• Task requirements:
Count the lines in the data below where the string "JSON" occurs, please, and give the number alone.

· · ·

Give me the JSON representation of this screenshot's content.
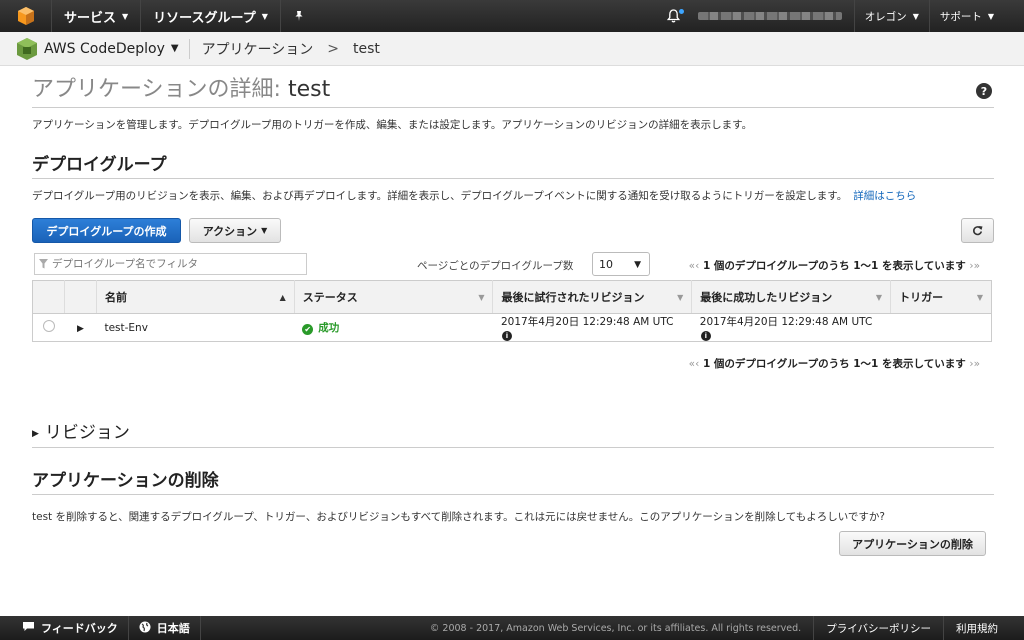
{
  "topnav": {
    "services": "サービス",
    "resource_groups": "リソースグループ",
    "region": "オレゴン",
    "support": "サポート"
  },
  "service_bar": {
    "service_name": "AWS CodeDeploy",
    "breadcrumb_applications": "アプリケーション",
    "breadcrumb_separator": ">",
    "breadcrumb_current": "test"
  },
  "page": {
    "title_prefix": "アプリケーションの詳細: ",
    "title_name": "test",
    "description": "アプリケーションを管理します。デプロイグループ用のトリガーを作成、編集、または設定します。アプリケーションのリビジョンの詳細を表示します。"
  },
  "deployment_groups": {
    "title": "デプロイグループ",
    "description": "デプロイグループ用のリビジョンを表示、編集、および再デプロイします。詳細を表示し、デプロイグループイベントに関する通知を受け取るようにトリガーを設定します。",
    "learn_more": "詳細はこちら",
    "create_button": "デプロイグループの作成",
    "actions_button": "アクション",
    "filter_placeholder": "デプロイグループ名でフィルタ",
    "per_page_label": "ページごとのデプロイグループ数",
    "per_page_value": "10",
    "pager_text": "1 個のデプロイグループのうち 1〜1 を表示しています",
    "columns": [
      "名前",
      "ステータス",
      "最後に試行されたリビジョン",
      "最後に成功したリビジョン",
      "トリガー"
    ],
    "rows": [
      {
        "name": "test-Env",
        "status": "成功",
        "last_attempted": "2017年4月20日 12:29:48 AM UTC",
        "last_succeeded": "2017年4月20日 12:29:48 AM UTC",
        "triggers": ""
      }
    ]
  },
  "revisions": {
    "title": "リビジョン"
  },
  "delete_section": {
    "title": "アプリケーションの削除",
    "description": "test を削除すると、関連するデプロイグループ、トリガー、およびリビジョンもすべて削除されます。これは元には戻せません。このアプリケーションを削除してもよろしいですか?",
    "button": "アプリケーションの削除"
  },
  "footer": {
    "feedback": "フィードバック",
    "language": "日本語",
    "copyright": "© 2008 - 2017, Amazon Web Services, Inc. or its affiliates. All rights reserved.",
    "privacy": "プライバシーポリシー",
    "terms": "利用規約"
  },
  "icons": {
    "aws_logo": "aws-cube-icon",
    "pin": "pin-icon",
    "bell": "bell-icon",
    "help": "help-icon",
    "refresh": "refresh-icon",
    "filter": "filter-icon",
    "success": "check-circle-icon",
    "info": "info-icon",
    "feedback": "speech-bubble-icon",
    "globe": "globe-icon"
  },
  "colors": {
    "nav_bg": "#232f3e",
    "primary": "#1a62b8",
    "success": "#2a9a2a",
    "aws_orange": "#f7981d",
    "codedeploy_green": "#6b9a3f"
  }
}
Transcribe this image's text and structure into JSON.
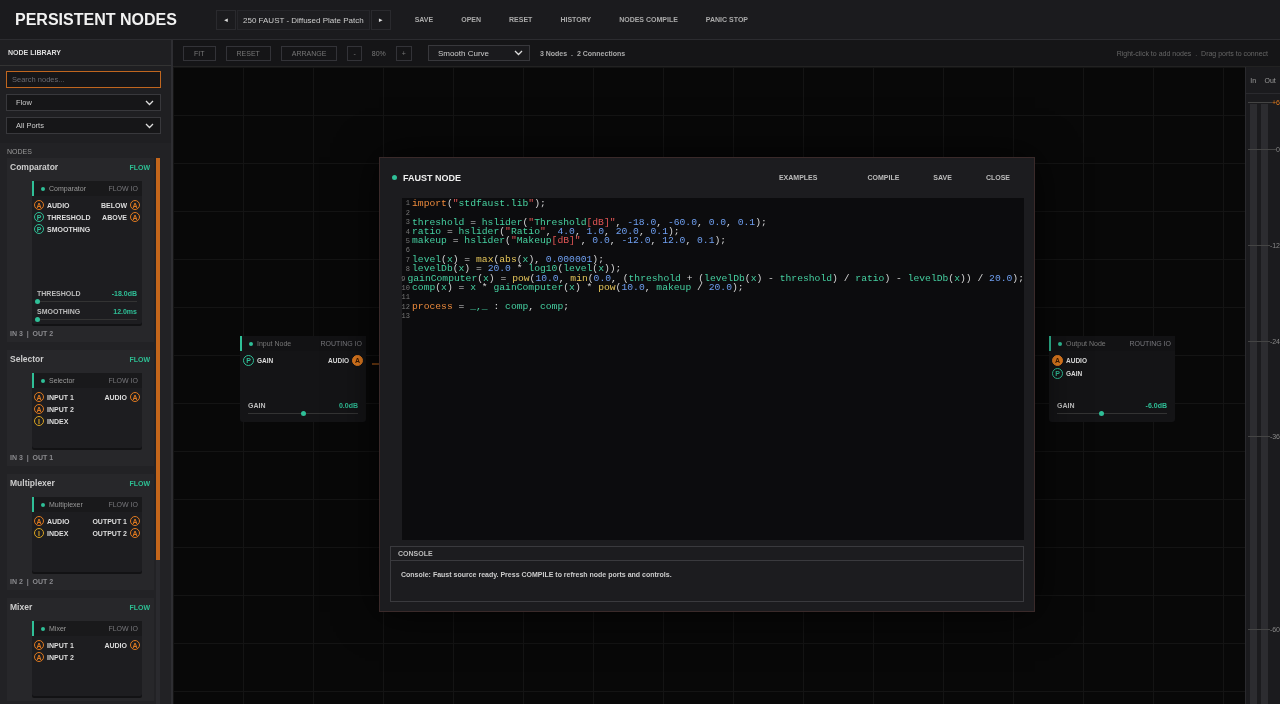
{
  "app": {
    "title": "PERSISTENT NODES"
  },
  "patch": {
    "prev": "◄",
    "name": "250 FAUST - Diffused Plate Patch",
    "next": "►"
  },
  "menu": [
    "SAVE",
    "OPEN",
    "RESET",
    "HISTORY",
    "NODES COMPILE",
    "PANIC STOP"
  ],
  "sidebar": {
    "title": "NODE LIBRARY",
    "search": {
      "placeholder": "Search nodes..."
    },
    "filters": [
      "Flow",
      "All Ports"
    ],
    "section": "NODES",
    "items": [
      {
        "title": "Comparator",
        "tag": "FLOW",
        "preview": {
          "title": "Comparator",
          "meta": "FLOW IO",
          "inputs": [
            {
              "kind": "audio",
              "letter": "A",
              "label": "AUDIO"
            },
            {
              "kind": "param",
              "letter": "P",
              "label": "THRESHOLD"
            },
            {
              "kind": "param",
              "letter": "P",
              "label": "SMOOTHING"
            }
          ],
          "outputs": [
            {
              "kind": "audio",
              "letter": "A",
              "label": "BELOW"
            },
            {
              "kind": "audio",
              "letter": "A",
              "label": "ABOVE"
            }
          ],
          "controls": [
            {
              "label": "THRESHOLD",
              "value": "-18.0dB",
              "level": 0.0
            },
            {
              "label": "SMOOTHING",
              "value": "12.0ms",
              "level": 0.0
            }
          ]
        },
        "footer": "IN 3  |  OUT 2"
      },
      {
        "title": "Selector",
        "tag": "FLOW",
        "preview": {
          "title": "Selector",
          "meta": "FLOW IO",
          "inputs": [
            {
              "kind": "audio",
              "letter": "A",
              "label": "INPUT 1"
            },
            {
              "kind": "audio",
              "letter": "A",
              "label": "INPUT 2"
            },
            {
              "kind": "index",
              "letter": "I",
              "label": "INDEX"
            }
          ],
          "outputs": [
            {
              "kind": "audio",
              "letter": "A",
              "label": "AUDIO"
            }
          ]
        },
        "footer": "IN 3  |  OUT 1"
      },
      {
        "title": "Multiplexer",
        "tag": "FLOW",
        "preview": {
          "title": "Multiplexer",
          "meta": "FLOW IO",
          "inputs": [
            {
              "kind": "audio",
              "letter": "A",
              "label": "AUDIO"
            },
            {
              "kind": "index",
              "letter": "I",
              "label": "INDEX"
            }
          ],
          "outputs": [
            {
              "kind": "audio",
              "letter": "A",
              "label": "OUTPUT 1"
            },
            {
              "kind": "audio",
              "letter": "A",
              "label": "OUTPUT 2"
            }
          ]
        },
        "footer": "IN 2  |  OUT 2"
      },
      {
        "title": "Mixer",
        "tag": "FLOW",
        "preview": {
          "title": "Mixer",
          "meta": "FLOW IO",
          "inputs": [
            {
              "kind": "audio",
              "letter": "A",
              "label": "INPUT 1"
            },
            {
              "kind": "audio",
              "letter": "A",
              "label": "INPUT 2"
            }
          ],
          "outputs": [
            {
              "kind": "audio",
              "letter": "A",
              "label": "AUDIO"
            }
          ]
        }
      }
    ]
  },
  "toolbar": {
    "buttons": [
      "FIT",
      "RESET",
      "ARRANGE"
    ],
    "zoom_out": "-",
    "zoom": "80%",
    "zoom_in": "+",
    "curve": "Smooth Curve",
    "stats": "3 Nodes  .  2 Connections",
    "hint": "Right-click to add nodes  .  Drag ports to connect"
  },
  "canvas_nodes": [
    {
      "title": "Input Node",
      "meta": "ROUTING IO",
      "inputs": [
        {
          "kind": "param",
          "letter": "P",
          "label": "GAIN",
          "connected": false
        }
      ],
      "outputs": [
        {
          "kind": "audio",
          "letter": "A",
          "label": "AUDIO",
          "connected": true
        }
      ],
      "control": {
        "label": "GAIN",
        "value": "0.0dB",
        "level": 0.5
      }
    },
    {
      "title": "Output Node",
      "meta": "ROUTING IO",
      "inputs": [
        {
          "kind": "audio",
          "letter": "A",
          "label": "AUDIO",
          "connected": true
        },
        {
          "kind": "param",
          "letter": "P",
          "label": "GAIN",
          "connected": false
        }
      ],
      "control": {
        "label": "GAIN",
        "value": "-6.0dB",
        "level": 0.4
      }
    }
  ],
  "meters": {
    "labels": [
      "In",
      "Out"
    ],
    "ticks": [
      {
        "label": "+6",
        "kind": "peak"
      },
      {
        "label": "0",
        "kind": "normal"
      },
      {
        "label": "-12",
        "kind": "normal"
      },
      {
        "label": "-24",
        "kind": "normal"
      },
      {
        "label": "-36",
        "kind": "normal"
      },
      {
        "label": "-60",
        "kind": "normal"
      }
    ]
  },
  "dialog": {
    "title": "FAUST NODE",
    "actions": [
      "EXAMPLES",
      "COMPILE",
      "SAVE",
      "CLOSE"
    ],
    "code": [
      {
        "n": "1",
        "tokens": [
          {
            "kind": "kw",
            "text": "import"
          },
          {
            "kind": "p",
            "text": "("
          },
          {
            "kind": "q",
            "text": "\""
          },
          {
            "kind": "s",
            "text": "stdfaust.lib"
          },
          {
            "kind": "q",
            "text": "\""
          },
          {
            "kind": "p",
            "text": ");"
          }
        ]
      },
      {
        "n": "2"
      },
      {
        "n": "3",
        "tokens": [
          {
            "kind": "i",
            "text": "threshold"
          },
          {
            "kind": "p",
            "text": " = "
          },
          {
            "kind": "i",
            "text": "hslider"
          },
          {
            "kind": "p",
            "text": "("
          },
          {
            "kind": "q",
            "text": "\""
          },
          {
            "kind": "s",
            "text": "Threshold"
          },
          {
            "kind": "q",
            "text": "[dB]\""
          },
          {
            "kind": "p",
            "text": ", "
          },
          {
            "kind": "n",
            "text": "-18.0"
          },
          {
            "kind": "p",
            "text": ", "
          },
          {
            "kind": "n",
            "text": "-60.0"
          },
          {
            "kind": "p",
            "text": ", "
          },
          {
            "kind": "n",
            "text": "0.0"
          },
          {
            "kind": "p",
            "text": ", "
          },
          {
            "kind": "n",
            "text": "0.1"
          },
          {
            "kind": "p",
            "text": ");"
          }
        ]
      },
      {
        "n": "4",
        "tokens": [
          {
            "kind": "i",
            "text": "ratio"
          },
          {
            "kind": "p",
            "text": " = "
          },
          {
            "kind": "i",
            "text": "hslider"
          },
          {
            "kind": "p",
            "text": "("
          },
          {
            "kind": "q",
            "text": "\""
          },
          {
            "kind": "s",
            "text": "Ratio"
          },
          {
            "kind": "q",
            "text": "\""
          },
          {
            "kind": "p",
            "text": ", "
          },
          {
            "kind": "n",
            "text": "4.0"
          },
          {
            "kind": "p",
            "text": ", "
          },
          {
            "kind": "n",
            "text": "1.0"
          },
          {
            "kind": "p",
            "text": ", "
          },
          {
            "kind": "n",
            "text": "20.0"
          },
          {
            "kind": "p",
            "text": ", "
          },
          {
            "kind": "n",
            "text": "0.1"
          },
          {
            "kind": "p",
            "text": ");"
          }
        ]
      },
      {
        "n": "5",
        "tokens": [
          {
            "kind": "i",
            "text": "makeup"
          },
          {
            "kind": "p",
            "text": " = "
          },
          {
            "kind": "i",
            "text": "hslider"
          },
          {
            "kind": "p",
            "text": "("
          },
          {
            "kind": "q",
            "text": "\""
          },
          {
            "kind": "s",
            "text": "Makeup"
          },
          {
            "kind": "q",
            "text": "[dB]\""
          },
          {
            "kind": "p",
            "text": ", "
          },
          {
            "kind": "n",
            "text": "0.0"
          },
          {
            "kind": "p",
            "text": ", "
          },
          {
            "kind": "n",
            "text": "-12.0"
          },
          {
            "kind": "p",
            "text": ", "
          },
          {
            "kind": "n",
            "text": "12.0"
          },
          {
            "kind": "p",
            "text": ", "
          },
          {
            "kind": "n",
            "text": "0.1"
          },
          {
            "kind": "p",
            "text": ");"
          }
        ]
      },
      {
        "n": "6"
      },
      {
        "n": "7",
        "tokens": [
          {
            "kind": "i",
            "text": "level"
          },
          {
            "kind": "p",
            "text": "("
          },
          {
            "kind": "i",
            "text": "x"
          },
          {
            "kind": "p",
            "text": ") = "
          },
          {
            "kind": "f",
            "text": "max"
          },
          {
            "kind": "p",
            "text": "("
          },
          {
            "kind": "f",
            "text": "abs"
          },
          {
            "kind": "p",
            "text": "("
          },
          {
            "kind": "i",
            "text": "x"
          },
          {
            "kind": "p",
            "text": "), "
          },
          {
            "kind": "n",
            "text": "0.000001"
          },
          {
            "kind": "p",
            "text": ");"
          }
        ]
      },
      {
        "n": "8",
        "tokens": [
          {
            "kind": "i",
            "text": "levelDb"
          },
          {
            "kind": "p",
            "text": "("
          },
          {
            "kind": "i",
            "text": "x"
          },
          {
            "kind": "p",
            "text": ") = "
          },
          {
            "kind": "n",
            "text": "20.0"
          },
          {
            "kind": "p",
            "text": " * "
          },
          {
            "kind": "i",
            "text": "log10"
          },
          {
            "kind": "p",
            "text": "("
          },
          {
            "kind": "i",
            "text": "level"
          },
          {
            "kind": "p",
            "text": "("
          },
          {
            "kind": "i",
            "text": "x"
          },
          {
            "kind": "p",
            "text": "));"
          }
        ]
      },
      {
        "n": "9",
        "tokens": [
          {
            "kind": "i",
            "text": "gainComputer"
          },
          {
            "kind": "p",
            "text": "("
          },
          {
            "kind": "i",
            "text": "x"
          },
          {
            "kind": "p",
            "text": ") = "
          },
          {
            "kind": "f",
            "text": "pow"
          },
          {
            "kind": "p",
            "text": "("
          },
          {
            "kind": "n",
            "text": "10.0"
          },
          {
            "kind": "p",
            "text": ", "
          },
          {
            "kind": "f",
            "text": "min"
          },
          {
            "kind": "p",
            "text": "("
          },
          {
            "kind": "n",
            "text": "0.0"
          },
          {
            "kind": "p",
            "text": ", ("
          },
          {
            "kind": "i",
            "text": "threshold"
          },
          {
            "kind": "p",
            "text": " + ("
          },
          {
            "kind": "i",
            "text": "levelDb"
          },
          {
            "kind": "p",
            "text": "("
          },
          {
            "kind": "i",
            "text": "x"
          },
          {
            "kind": "p",
            "text": ") - "
          },
          {
            "kind": "i",
            "text": "threshold"
          },
          {
            "kind": "p",
            "text": ") / "
          },
          {
            "kind": "i",
            "text": "ratio"
          },
          {
            "kind": "p",
            "text": ") - "
          },
          {
            "kind": "i",
            "text": "levelDb"
          },
          {
            "kind": "p",
            "text": "("
          },
          {
            "kind": "i",
            "text": "x"
          },
          {
            "kind": "p",
            "text": ")) / "
          },
          {
            "kind": "n",
            "text": "20.0"
          },
          {
            "kind": "p",
            "text": ");"
          }
        ]
      },
      {
        "n": "10",
        "tokens": [
          {
            "kind": "i",
            "text": "comp"
          },
          {
            "kind": "p",
            "text": "("
          },
          {
            "kind": "i",
            "text": "x"
          },
          {
            "kind": "p",
            "text": ") = "
          },
          {
            "kind": "i",
            "text": "x"
          },
          {
            "kind": "p",
            "text": " * "
          },
          {
            "kind": "i",
            "text": "gainComputer"
          },
          {
            "kind": "p",
            "text": "("
          },
          {
            "kind": "i",
            "text": "x"
          },
          {
            "kind": "p",
            "text": ") * "
          },
          {
            "kind": "f",
            "text": "pow"
          },
          {
            "kind": "p",
            "text": "("
          },
          {
            "kind": "n",
            "text": "10.0"
          },
          {
            "kind": "p",
            "text": ", "
          },
          {
            "kind": "i",
            "text": "makeup"
          },
          {
            "kind": "p",
            "text": " / "
          },
          {
            "kind": "n",
            "text": "20.0"
          },
          {
            "kind": "p",
            "text": ");"
          }
        ]
      },
      {
        "n": "11"
      },
      {
        "n": "12",
        "tokens": [
          {
            "kind": "kw",
            "text": "process"
          },
          {
            "kind": "p",
            "text": " = "
          },
          {
            "kind": "i",
            "text": "_,_"
          },
          {
            "kind": "p",
            "text": " : "
          },
          {
            "kind": "i",
            "text": "comp"
          },
          {
            "kind": "p",
            "text": ", "
          },
          {
            "kind": "i",
            "text": "comp"
          },
          {
            "kind": "p",
            "text": ";"
          }
        ]
      },
      {
        "n": "13"
      }
    ],
    "console": {
      "title": "CONSOLE",
      "message": "Console: Faust source ready. Press COMPILE to refresh node ports and controls."
    }
  }
}
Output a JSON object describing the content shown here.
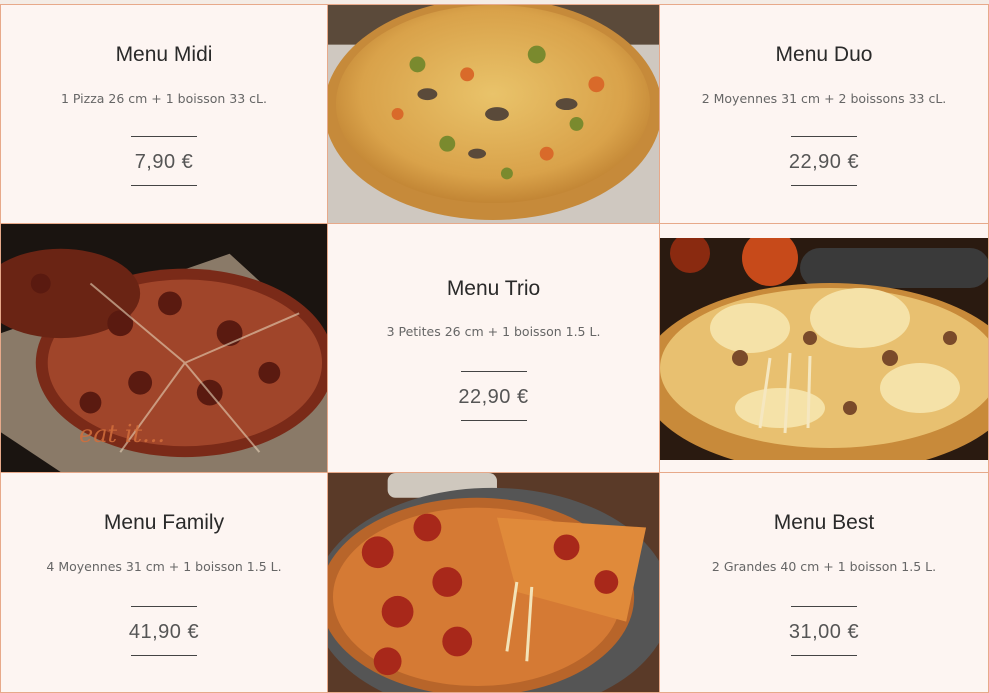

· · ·

• Result of this exercise:
3